GUTIERREZ: Yeah, completely. It’s incredibly intimate in a way that I can’t adequately convey. You are being invited to witness someone's personal history and also cultural history. You’re never going to have the full context for that. I will never know what it means to go out to one of those places and understand that my great grandparents -- even my grandparents -- lived there and had a radically different life than I did. A life that can’t be had again. That’s the very nature of it being a lost village. To be given the privilege of trying to grasp that -- and help others witness it too -- was really moving.
KUCB: I know there was at least one major station milestone during your time at KUCB because you went from being the sole newsperson to actually having a newsroom. How did that happen?

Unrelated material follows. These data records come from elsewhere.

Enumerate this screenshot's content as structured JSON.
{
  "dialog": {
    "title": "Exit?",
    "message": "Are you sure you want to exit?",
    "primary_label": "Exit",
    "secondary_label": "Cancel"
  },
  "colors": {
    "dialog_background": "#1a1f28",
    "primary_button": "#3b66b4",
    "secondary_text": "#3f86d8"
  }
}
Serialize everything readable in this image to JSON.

GUTIERREZ: Between all of these big stories that attracted state and national interest and the incredibly important daily local reporting, there was more than enough for one person to handle, particularly if you wanted to handle it well. Recognizing that one person couldn't be at every City Council meeting, every school board meeting, every North Pacific Fishery Management Council meeting, et cetera, without missing something, we realized it was a good idea to bring another person on. Also, there’s such a learning curve when someone first moves out there because it’s such a rich community and it’s got a number of complicated industries. We thought there would be value in having two people at once. The person who started earlier could show the new person the ropes and hopefully have a cycle of that occurring. But once we were able to expand the size of our newsroom, I truly felt like I earned the title of news director. Because when I started, I was the news director of myself -- of a department of one. Suddenly, I had another person I could team up with on stories. We could edit each other’s work. We could bounce ideas off each other. I feel like that also really improved the quality of the reporting that we were doing. It was a lot of fun. I really liked working with Stephanie [Joyce], and then we had Lauren Rosenthal, who came on as an intern. Man, those days of having three people were totally wild. We felt like we could report on anything. I’m glad to hear the news department has not shrunk since I started.

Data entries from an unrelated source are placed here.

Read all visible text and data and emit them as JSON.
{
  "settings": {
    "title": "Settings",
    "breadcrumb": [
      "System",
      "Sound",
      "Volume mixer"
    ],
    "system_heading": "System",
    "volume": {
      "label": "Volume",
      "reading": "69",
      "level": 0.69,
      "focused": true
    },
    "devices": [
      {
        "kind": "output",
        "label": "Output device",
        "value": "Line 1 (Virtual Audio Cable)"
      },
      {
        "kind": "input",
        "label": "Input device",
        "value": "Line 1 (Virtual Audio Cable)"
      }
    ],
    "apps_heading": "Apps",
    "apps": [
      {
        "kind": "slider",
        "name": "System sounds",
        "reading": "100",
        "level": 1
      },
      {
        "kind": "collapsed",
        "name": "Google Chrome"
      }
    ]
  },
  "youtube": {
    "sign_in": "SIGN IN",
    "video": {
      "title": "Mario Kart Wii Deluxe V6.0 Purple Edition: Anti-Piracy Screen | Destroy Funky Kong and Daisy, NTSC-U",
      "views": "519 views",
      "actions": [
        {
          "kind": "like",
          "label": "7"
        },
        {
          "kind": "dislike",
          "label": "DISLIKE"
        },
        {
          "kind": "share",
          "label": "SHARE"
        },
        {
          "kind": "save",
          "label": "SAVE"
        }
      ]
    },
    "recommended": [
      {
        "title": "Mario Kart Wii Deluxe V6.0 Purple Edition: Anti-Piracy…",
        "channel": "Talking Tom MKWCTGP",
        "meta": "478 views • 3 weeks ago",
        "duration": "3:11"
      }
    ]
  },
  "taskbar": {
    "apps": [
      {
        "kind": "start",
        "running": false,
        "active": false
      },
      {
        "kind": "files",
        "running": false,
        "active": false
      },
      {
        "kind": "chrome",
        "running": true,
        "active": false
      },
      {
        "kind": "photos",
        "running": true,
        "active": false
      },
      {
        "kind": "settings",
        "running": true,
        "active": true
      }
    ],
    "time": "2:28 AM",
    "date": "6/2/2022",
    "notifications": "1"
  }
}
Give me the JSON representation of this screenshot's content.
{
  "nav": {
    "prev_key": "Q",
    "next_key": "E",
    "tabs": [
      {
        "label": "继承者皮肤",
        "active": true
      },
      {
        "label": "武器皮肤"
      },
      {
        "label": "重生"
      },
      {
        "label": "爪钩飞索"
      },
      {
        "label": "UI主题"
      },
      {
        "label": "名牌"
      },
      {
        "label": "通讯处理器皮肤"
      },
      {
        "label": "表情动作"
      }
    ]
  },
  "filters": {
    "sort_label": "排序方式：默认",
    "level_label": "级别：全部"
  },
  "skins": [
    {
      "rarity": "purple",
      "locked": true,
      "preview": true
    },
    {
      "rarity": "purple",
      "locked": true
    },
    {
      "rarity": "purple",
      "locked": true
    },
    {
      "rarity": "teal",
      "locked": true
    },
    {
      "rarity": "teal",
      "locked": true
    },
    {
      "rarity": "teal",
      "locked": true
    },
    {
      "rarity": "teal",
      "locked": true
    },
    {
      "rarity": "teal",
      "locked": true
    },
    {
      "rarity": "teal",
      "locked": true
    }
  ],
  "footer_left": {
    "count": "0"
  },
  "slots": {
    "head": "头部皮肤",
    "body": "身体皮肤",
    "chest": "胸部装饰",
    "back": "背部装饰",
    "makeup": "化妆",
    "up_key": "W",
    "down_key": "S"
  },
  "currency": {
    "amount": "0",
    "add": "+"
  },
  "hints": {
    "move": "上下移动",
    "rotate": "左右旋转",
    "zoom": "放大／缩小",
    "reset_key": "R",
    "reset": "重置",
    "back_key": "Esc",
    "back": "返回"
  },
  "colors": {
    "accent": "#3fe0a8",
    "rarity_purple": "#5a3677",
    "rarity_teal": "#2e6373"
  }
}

KUCB: When you left KUCB, you stayed in the state and continued to report. Can you tell me about where you went after you left Unalaska?

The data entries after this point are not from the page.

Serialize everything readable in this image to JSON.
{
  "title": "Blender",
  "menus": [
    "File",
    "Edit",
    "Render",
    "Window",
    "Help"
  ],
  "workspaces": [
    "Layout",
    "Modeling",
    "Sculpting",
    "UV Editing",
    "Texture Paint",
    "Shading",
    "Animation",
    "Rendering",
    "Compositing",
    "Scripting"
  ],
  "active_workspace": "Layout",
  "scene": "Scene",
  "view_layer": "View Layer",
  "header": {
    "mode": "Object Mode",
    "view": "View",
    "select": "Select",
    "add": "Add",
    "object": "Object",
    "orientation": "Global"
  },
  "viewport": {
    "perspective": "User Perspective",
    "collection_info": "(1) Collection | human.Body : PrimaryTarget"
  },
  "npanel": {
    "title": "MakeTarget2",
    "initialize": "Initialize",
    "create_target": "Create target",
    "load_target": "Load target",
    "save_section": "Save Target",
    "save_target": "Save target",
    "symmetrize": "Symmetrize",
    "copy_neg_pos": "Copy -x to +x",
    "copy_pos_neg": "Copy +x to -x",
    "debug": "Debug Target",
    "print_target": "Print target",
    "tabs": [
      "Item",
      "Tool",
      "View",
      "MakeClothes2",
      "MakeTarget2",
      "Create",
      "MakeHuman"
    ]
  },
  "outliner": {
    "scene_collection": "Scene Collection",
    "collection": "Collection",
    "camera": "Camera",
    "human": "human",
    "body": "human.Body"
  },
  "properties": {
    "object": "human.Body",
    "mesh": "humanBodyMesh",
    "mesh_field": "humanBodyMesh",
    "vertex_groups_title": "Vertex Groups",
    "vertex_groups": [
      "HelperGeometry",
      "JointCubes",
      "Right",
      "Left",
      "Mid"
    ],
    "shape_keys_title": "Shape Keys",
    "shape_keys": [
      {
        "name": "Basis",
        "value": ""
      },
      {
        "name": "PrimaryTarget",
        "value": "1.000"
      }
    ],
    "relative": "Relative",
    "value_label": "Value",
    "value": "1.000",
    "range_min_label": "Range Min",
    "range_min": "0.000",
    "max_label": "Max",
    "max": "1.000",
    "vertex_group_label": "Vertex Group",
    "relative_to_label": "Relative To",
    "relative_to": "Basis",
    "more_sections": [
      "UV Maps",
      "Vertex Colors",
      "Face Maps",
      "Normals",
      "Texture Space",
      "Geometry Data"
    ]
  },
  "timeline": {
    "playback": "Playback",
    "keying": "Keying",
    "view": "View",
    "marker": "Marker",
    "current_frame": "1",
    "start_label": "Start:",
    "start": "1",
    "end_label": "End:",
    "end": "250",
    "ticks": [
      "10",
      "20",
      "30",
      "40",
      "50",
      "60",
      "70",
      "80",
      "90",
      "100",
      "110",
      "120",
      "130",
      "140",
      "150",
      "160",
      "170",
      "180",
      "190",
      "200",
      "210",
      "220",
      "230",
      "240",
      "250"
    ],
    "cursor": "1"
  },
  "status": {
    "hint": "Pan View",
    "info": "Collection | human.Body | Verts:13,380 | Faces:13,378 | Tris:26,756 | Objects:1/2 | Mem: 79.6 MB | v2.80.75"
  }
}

GUTIERREZ: I remember moving from Unalaska to Juneau and having people who’ve never been to Unalaska tell me, ‘Oh, what are you going to do about all the rain in Juneau? How are you going to handle it?’ And I just laughed and told them, ‘At least the rain falls vertically there.’ I was at Alaska Public Media for three years. I did a lot of investigative reporting, and I covered the state Legislature, the governor's office, and the state court system some. Basically, I was [Alaska Public Media’s] all-purpose state correspondent. I did a lot of investigative reporting and went to court over public records [that Gov. Sean Parnell] had not handed over. I found the whole process to be really invigorating, and it inspired me to apply to law school. Next year, I will be working for a firm that does a substantial amount of media litigation representing the Washington Post, HBO, and a number of other news outlets and television stations. So I’m no longer in journalism, but still fighting for journalism.
Listen to some of Alexandra Gutierrez's reporting: